The money used NOW for bank loans does not originate with the bank: it was NOT the bank's money before it was created for the loan. The fact that the borrower pays interest on that money and apparently the bank keeps that interest does not alter the fact that the bank has none of its money in the loan. I have never seen the paperwork that spells out the responsibilities of (a) the government, (b) the Fed. and (c) the bank as to what happens to the interest paid by the borrower -- but I assume the bank keeps that interest even though it did not lend its money to the borrower. It seems logical to assume that the bank keeps the interest -- because in the event of a default by the borrower we know that the bank (not the Government and not the Fed.) forecloses, exercising the bank's right to the interest due on the loan contract. We also understand that when I made interest payments on a mortgage in the past -- those payments (capital and interest) went to the bank and was kept by the bank. The capital part of those payments had been made previously, in full, to the seller of the house.
It would be more correct to say we are now using a Sovereign Money Banking System wherein all money in the system is created by the government (or its agents -- now, the Fed. and its banks).
The Sovereign Money Banking System is actually simple -- but it is so counter-intuitive that it is very difficult to understand.

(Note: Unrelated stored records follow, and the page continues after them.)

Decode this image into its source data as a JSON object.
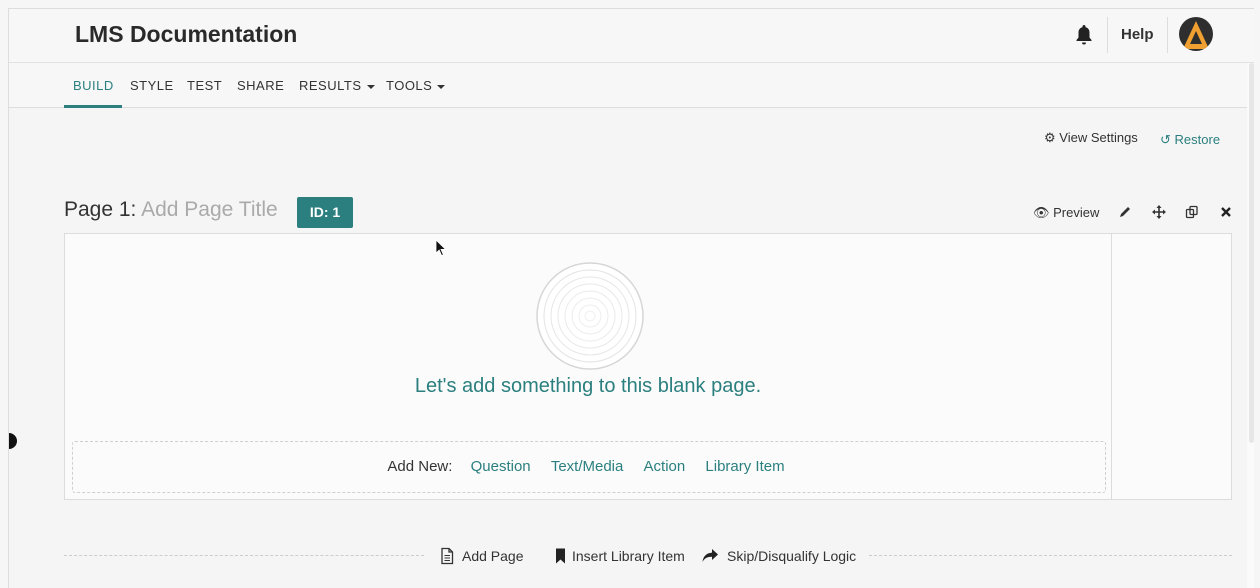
{
  "header": {
    "title": "LMS Documentation",
    "help_label": "Help"
  },
  "nav": {
    "build": "BUILD",
    "style": "STYLE",
    "test": "TEST",
    "share": "SHARE",
    "results": "RESULTS",
    "tools": "TOOLS"
  },
  "toolbar": {
    "view_settings": "View Settings",
    "restore": "Restore"
  },
  "page": {
    "label": "Page 1:",
    "title_placeholder": "Add Page Title",
    "id_badge": "ID: 1",
    "preview": "Preview",
    "blank_message": "Let's add something to this blank page.",
    "add_new_label": "Add New:",
    "add_options": [
      "Question",
      "Text/Media",
      "Action",
      "Library Item"
    ]
  },
  "footer_actions": {
    "add_page": "Add Page",
    "insert_library_item": "Insert Library Item",
    "skip_logic": "Skip/Disqualify Logic"
  },
  "colors": {
    "accent": "#2b7f7f",
    "placeholder": "#aaaaaa"
  }
}
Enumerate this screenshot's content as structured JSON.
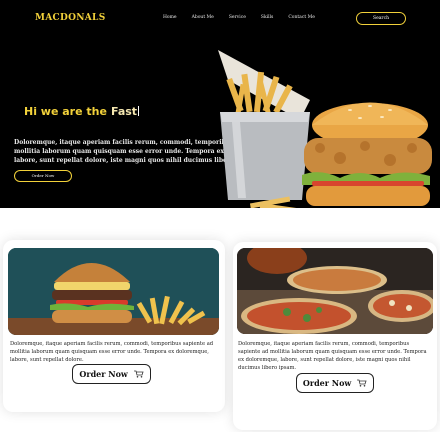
{
  "brand": {
    "logo": "MACDONALS"
  },
  "nav": {
    "items": [
      "Home",
      "About Me",
      "Service",
      "Skills",
      "Contact Me"
    ]
  },
  "header": {
    "search_label": "Search"
  },
  "hero": {
    "headline_prefix": "Hi we are the",
    "headline_word": "Fast",
    "description": "Doloremque, itaque aperiam facilis rerum, commodi, temporibus sapiente ad mollitia laborum quam quisquam esse error unde. Tempora ex doloremque, labore, sunt repellat dolore, iste magni quos nihil ducimus libero ipsam.",
    "order_label": "Order Now"
  },
  "cards": [
    {
      "image": "burger-and-fries-photo",
      "text": "Doloremque, itaque aperiam facilis rerum, commodi, temporibus sapiente ad mollitia laborum quam quisquam esse error unde. Tempora ex doloremque, labore, sunt repellat dolore.",
      "order_label": "Order Now"
    },
    {
      "image": "pizzas-photo",
      "text": "Doloremque, itaque aperiam facilis rerum, commodi, temporibus sapiente ad mollitia laborum quam quisquam esse error unde. Tempora ex doloremque, labore, sunt repellat dolore, iste magni quos nihil ducimus libero ipsam.",
      "order_label": "Order Now"
    }
  ],
  "colors": {
    "accent": "#f2d13a",
    "hero_bg": "#000000",
    "card_bg": "#ffffff"
  },
  "icons": [
    "cart-icon"
  ]
}
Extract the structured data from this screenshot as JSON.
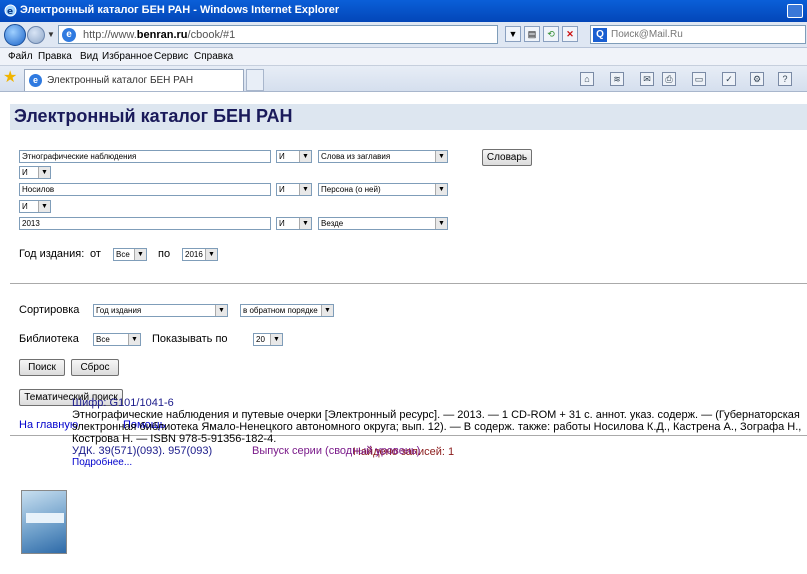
{
  "window": {
    "title": "Электронный каталог БЕН РАН - Windows Internet Explorer"
  },
  "address_bar": {
    "url_prefix": "http://www.",
    "url_domain": "benran.ru",
    "url_suffix": "/cbook/#1",
    "search_placeholder": "Поиск@Mail.Ru"
  },
  "menu": [
    "Файл",
    "Правка",
    "Вид",
    "Избранное",
    "Сервис",
    "Справка"
  ],
  "tab": {
    "label": "Электронный каталог БЕН РАН"
  },
  "page": {
    "heading": "Электронный каталог БЕН РАН",
    "query_rows": [
      {
        "value": "Этнографические наблюдения",
        "op": "И",
        "field": "Слова из заглавия"
      },
      {
        "value": "Носилов",
        "op": "И",
        "field": "Персона (о ней)"
      },
      {
        "value": "2013",
        "op": "И",
        "field": "Везде"
      }
    ],
    "between_ops": [
      "И",
      "И"
    ],
    "dictionary_button": "Словарь",
    "year_label": "Год издания:",
    "year_from_label": "от",
    "year_from": "Все",
    "year_to_label": "по",
    "year_to": "2016",
    "sort_label": "Сортировка",
    "sort_by": "Год издания",
    "sort_order": "в обратном порядке",
    "library_label": "Библиотека",
    "library_value": "Все",
    "show_label": "Показывать по",
    "show_value": "20",
    "search_button": "Поиск",
    "reset_button": "Сброс",
    "thematic_button": "Тематический поиск",
    "home_link": "На главную",
    "help_link": "Помощь",
    "found_text": "Найдено записей: 1"
  },
  "record": {
    "cipher": "Шифр: G101/1041-6",
    "description": "Этнографические наблюдения и путевые очерки [Электронный ресурс]. — 2013. — 1 CD-ROM + 31 с. аннот. указ. содерж. — (Губернаторская электронная библиотека Ямало-Ненецкого автономного округа; вып. 12). — В содерж. также: работы Носилова К.Д., Кастрена А., Зографа Н., Кострова Н. — ISBN 978-5-91356-182-4.",
    "udk": "УДК. 39(571)(093). 957(093)",
    "series": "Выпуск серии (сводный уровень)",
    "more": "Подробнее..."
  },
  "colors": {
    "titlebar": "#0a5fd8",
    "heading_bg": "#dde6f0",
    "heading_text": "#1a1a5a",
    "found_text": "#8a1a1a",
    "link": "#0000cc"
  }
}
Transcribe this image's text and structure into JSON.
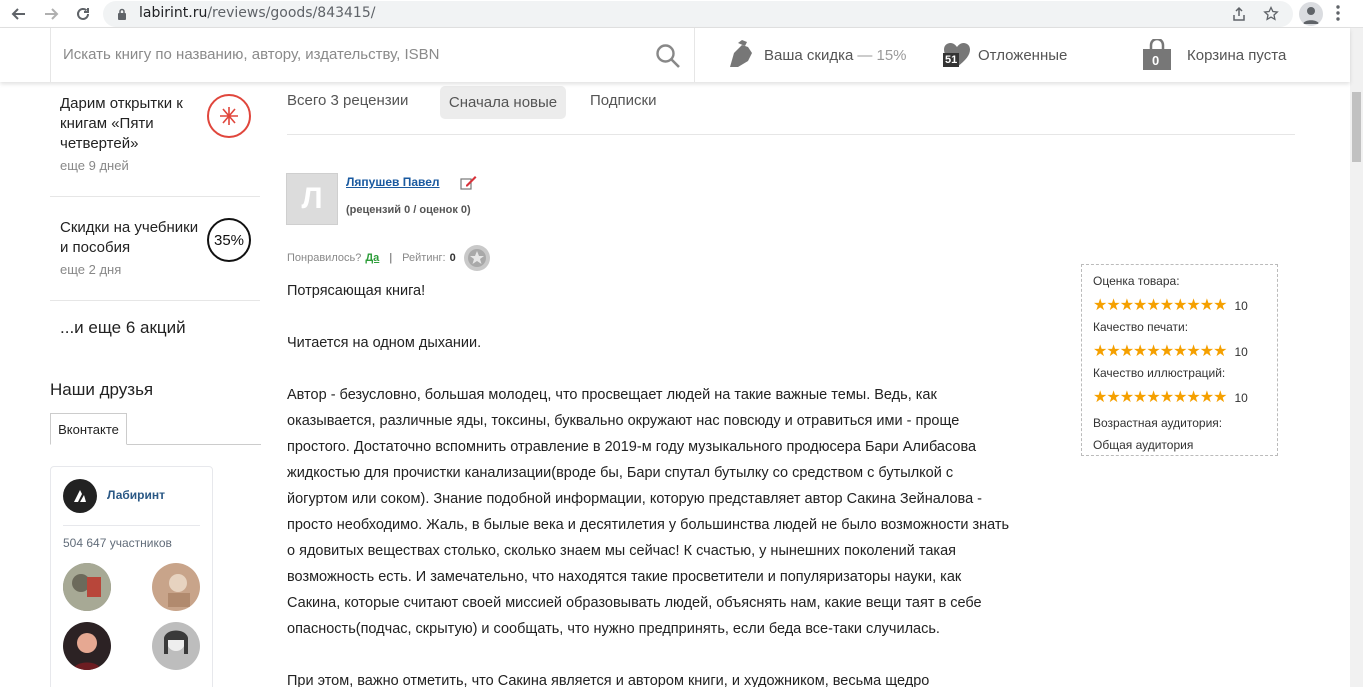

It certainly does not seem possible that (a) the bank can lend money that it never had and (b) the banks have an endless amount of money to draw from that it can lend or spend into the economy. The fact that the private bank keeps all the interest seems at first glance to be somehow excessive, and perhaps it is, but the bank seems to be the entity responsible to the Fed. and to the Government that the loan is paid back by the borrower. The bank is responsible for making sure that the borrower is responsible and the borrower's plan to use the money is legitimate and sensible. Neither the Fed nor the Government seems to bear a loss if a borrower does not pay back a loan -- simply because the borrower has no contractual obligation to the Fed. or the Government. It is possible that I am wrong on this and the bank has a contract or agreement with the Fed or the Government that the bank will share all profit and loss on loans the bank makes on money created for a loan it makes. I have never heard or read of such a contract or agreement so I think I am justified in believing no such contract or agreement exists (I have read through most of the law at http://www.primeronmoney.com/bankinglaws.html -- Laws, rules and regulations regarding money and banking -- 7 links)
Most of the following material is based on A Primer On Money a 141
page book by Wright Patman - a Democratic member of the United States
House of Representatives from Texas. Patman was also Chairman of the
Banking Committee of the House of Representatives.